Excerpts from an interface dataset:
--------------------------------
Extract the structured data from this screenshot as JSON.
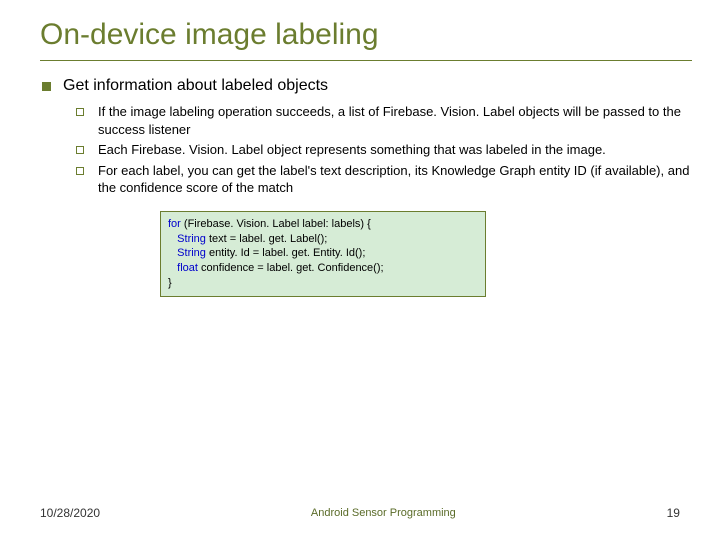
{
  "title": "On-device image labeling",
  "section": "Get information about labeled objects",
  "bullets": [
    "If the image labeling operation succeeds, a list of Firebase. Vision. Label objects will be passed to the success listener",
    "Each Firebase. Vision. Label object represents something that was labeled in the image.",
    "For each label, you can get the label's text description, its Knowledge Graph entity ID (if available), and the confidence score of the match"
  ],
  "code": {
    "kw_for": "for",
    "l1_rest": " (Firebase. Vision. Label label: labels) {",
    "kw_string1": "String",
    "l2_rest": " text = label. get. Label();",
    "kw_string2": "String",
    "l3_rest": " entity. Id = label. get. Entity. Id();",
    "kw_float": "float",
    "l4_rest": " confidence = label. get. Confidence();",
    "l5": "}"
  },
  "footer": {
    "date": "10/28/2020",
    "center": "Android Sensor Programming",
    "page": "19"
  }
}
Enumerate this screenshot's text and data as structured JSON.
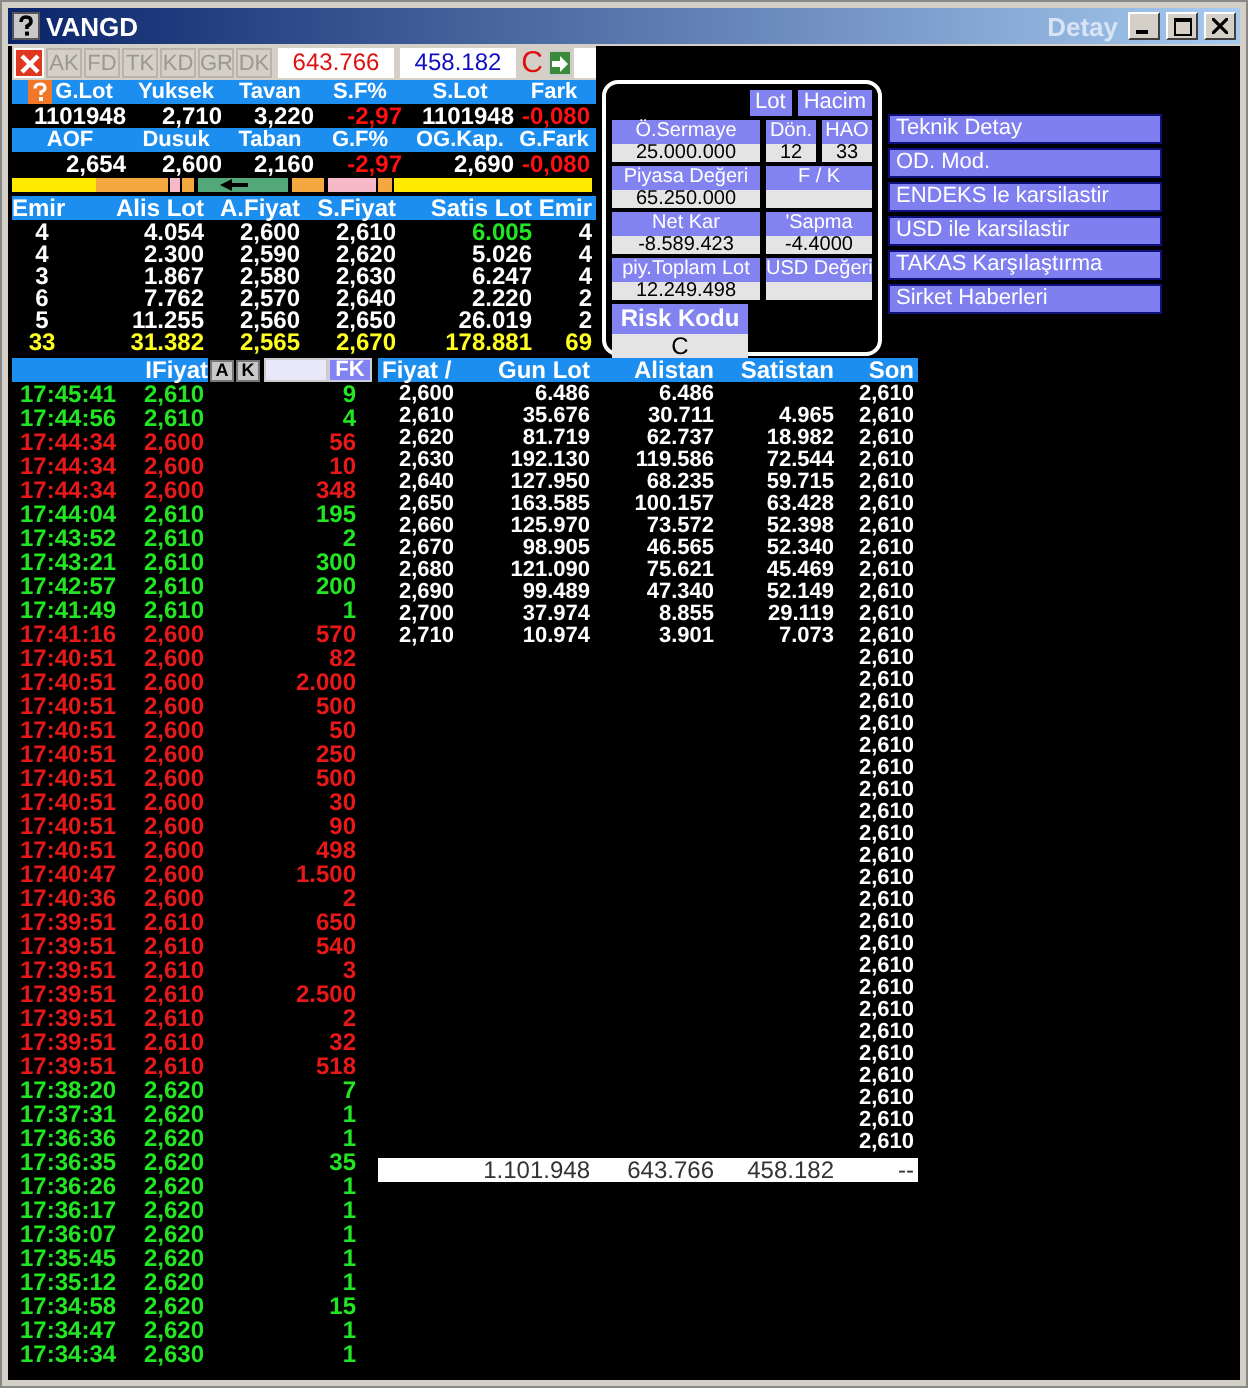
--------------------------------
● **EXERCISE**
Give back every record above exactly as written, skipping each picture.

● **TASK ANSWER**
Extract the structured data from this screenshot as JSON.
{
  "title": "On-device image labeling",
  "section": "Get information about labeled objects",
  "bullets": [
    "If the image labeling operation succeeds, a list of Firebase. Vision. Label objects will be passed to the success listener",
    "Each Firebase. Vision. Label object represents something that was labeled in the image.",
    "For each label, you can get the label's text description, its Knowledge Graph entity ID (if available), and the confidence score of the match"
  ],
  "code": {
    "kw_for": "for",
    "l1_rest": " (Firebase. Vision. Label label: labels) {",
    "kw_string1": "String",
    "l2_rest": " text = label. get. Label();",
    "kw_string2": "String",
    "l3_rest": " entity. Id = label. get. Entity. Id();",
    "kw_float": "float",
    "l4_rest": " confidence = label. get. Confidence();",
    "l5": "}"
  },
  "footer": {
    "date": "10/28/2020",
    "center": "Android Sensor Programming",
    "page": "19"
  }
}
Enumerate this screenshot's text and data as structured JSON.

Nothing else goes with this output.